Strasbourg, 4 July 2012 – EU Agriculture Commissioner Dacian Cioloş today met with a group of Members of the European Parliament who had written protesting against the European Commission’s competition-distorting sugar regime. Thousands of jobs are at risk across the European Union, including in Tate and Lyle’s London refinery, if sugar cane refiners and beet processers are not given a level playing field.

In his official reply to the 62 MEPs from 11 countries who signed the letter, Commissioner Cioloş wrote: “Decisions taken by the Commission since the 2006 sugar reform have been fair and balanced.”

London Conservative MEP Marina Yannakoudakis, who has been leading the campaign to get a better deal for cane refiners, said: “It is time for the Commissioner to recognise there is a problem and to act on it. This is not the first time we’ve been told that the sugar regime is fair, yet beet processors are reporting record profits while cane refiners, with a similar cost base in an unregulated market, are generally making losses.

“The Commission insists that the objective of the 2006 reform was to increase competitiveness, yet the Commission’s own officials dealing with competition have declared that current high prices for sugar as well as scarcity of supply are because of a lack of competition.”

Mariya Nedelcheva is a Bulgarian MEP from the Citizens for European Development of Bulgaria Party and a member of the Agriculture and Rural Development committee. She said: “Refineries have stopped running at full capacity and there have been lay-offs with more jobs threatened. This is at a time when sugar cane refineries should be expanding because of increased demand.

“The Commission’s rigid stance means that sugar cane refiners aren’t being given a fair chance to compete. Commissioner Cioloş claims that sugar cane refiners are looking for special treatment when they only want a level playing field so that they may remain economically viable.”

Independent reports have shown that the 2006 EU sugar reforms have favoured beet over cane and new proposals are threatening to exacerbate the situation. At €716 per tonne, EU sugar prices are higher today than they were before the sugar reform. EU sugar prices are 65% higher than the world price and are rising, while world prices are falling due to surpluses.

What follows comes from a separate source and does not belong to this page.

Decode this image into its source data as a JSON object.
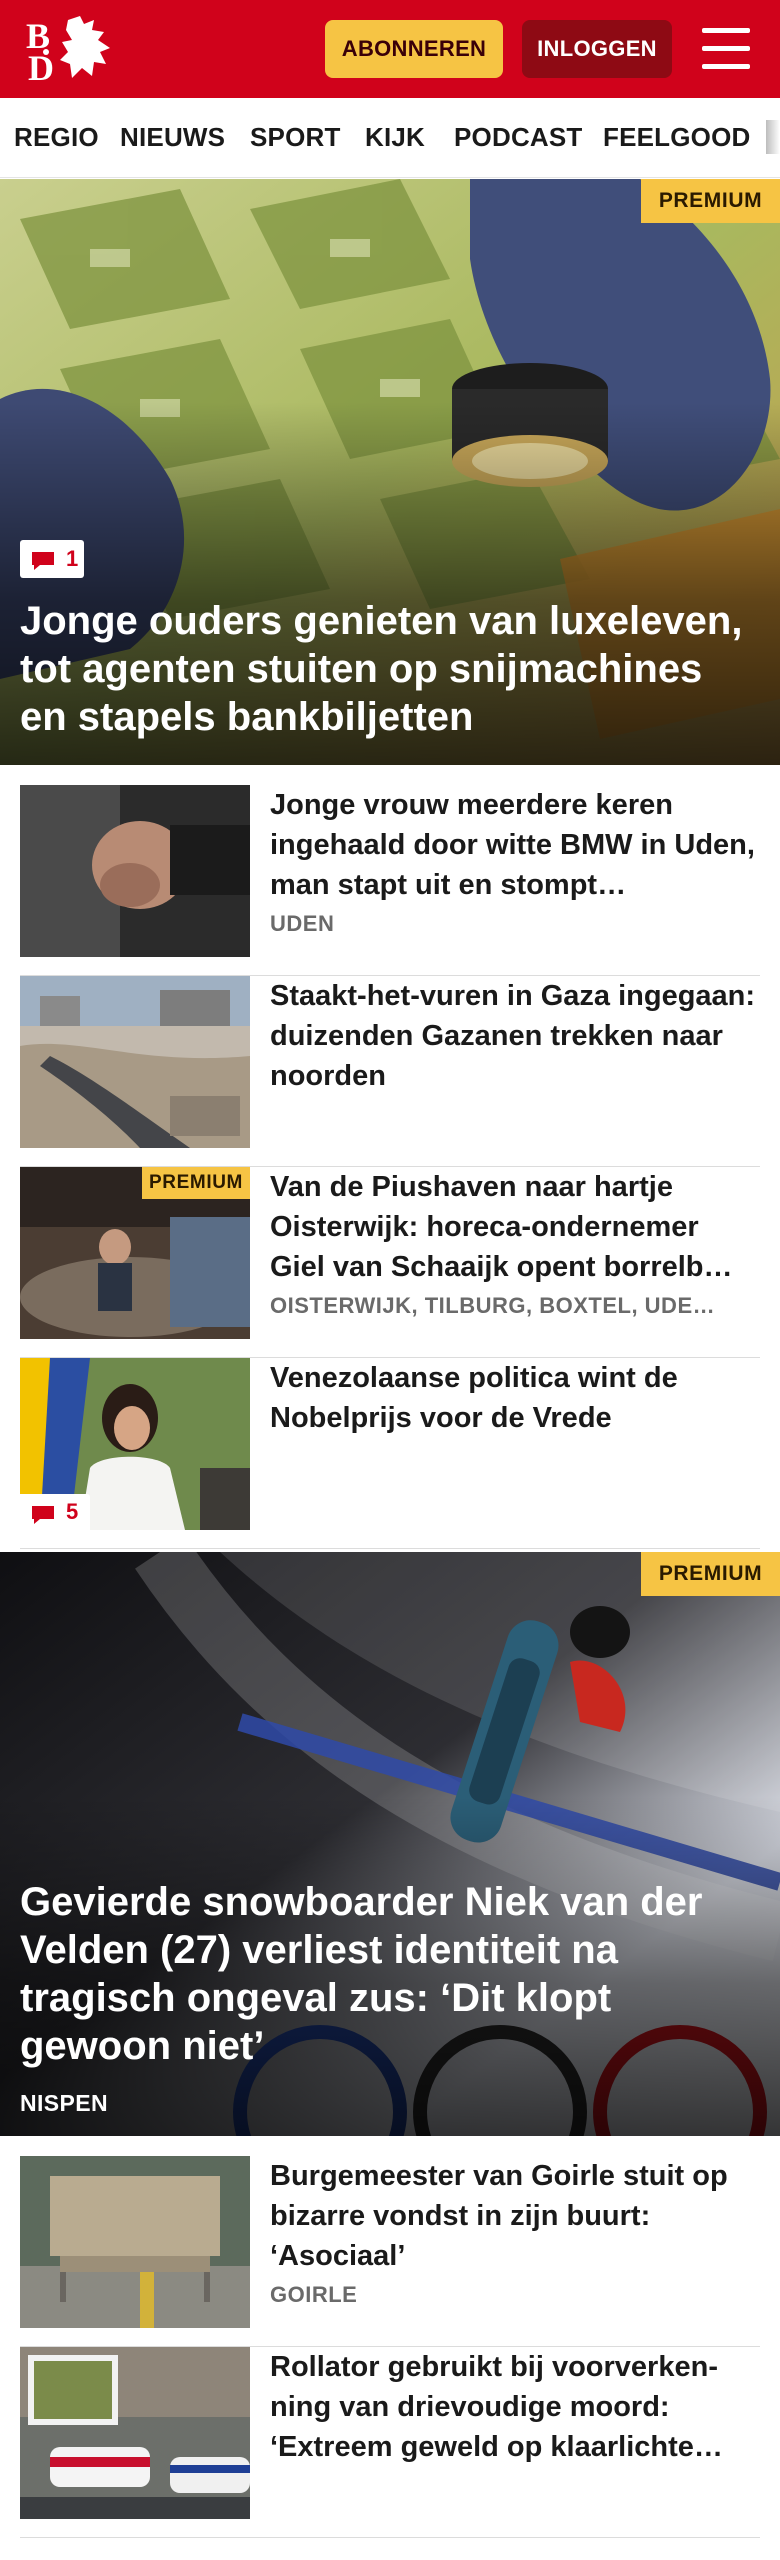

4,500 highly skilled jobs at 18 sugar cane refineries in Bulgaria, Finland, France, Italy, Portugal, Romania, Spain and the UK are under threat if the Commission does not introduce more flexible arrangements for sugar imports.

Mrs. Yannakoudakis and the other MEPs will be taking their case to EU Competition Commissioner Joaquín Almunia next. They will also be contacting EU Employment Commissioner László Andor given the large number of jobs at risk unless changes are made to the sugar regime. The MEPs also proposed that a task force should be set up to address the problem immediately rather than waiting until the next sugar reform in 2015.

Article on sugar written by MEPs Marina Yannakoudakis, Regina Bastos, Ivailo Kalfin, Mariya Nedelcheva and Rare?-Lucian Niculescu: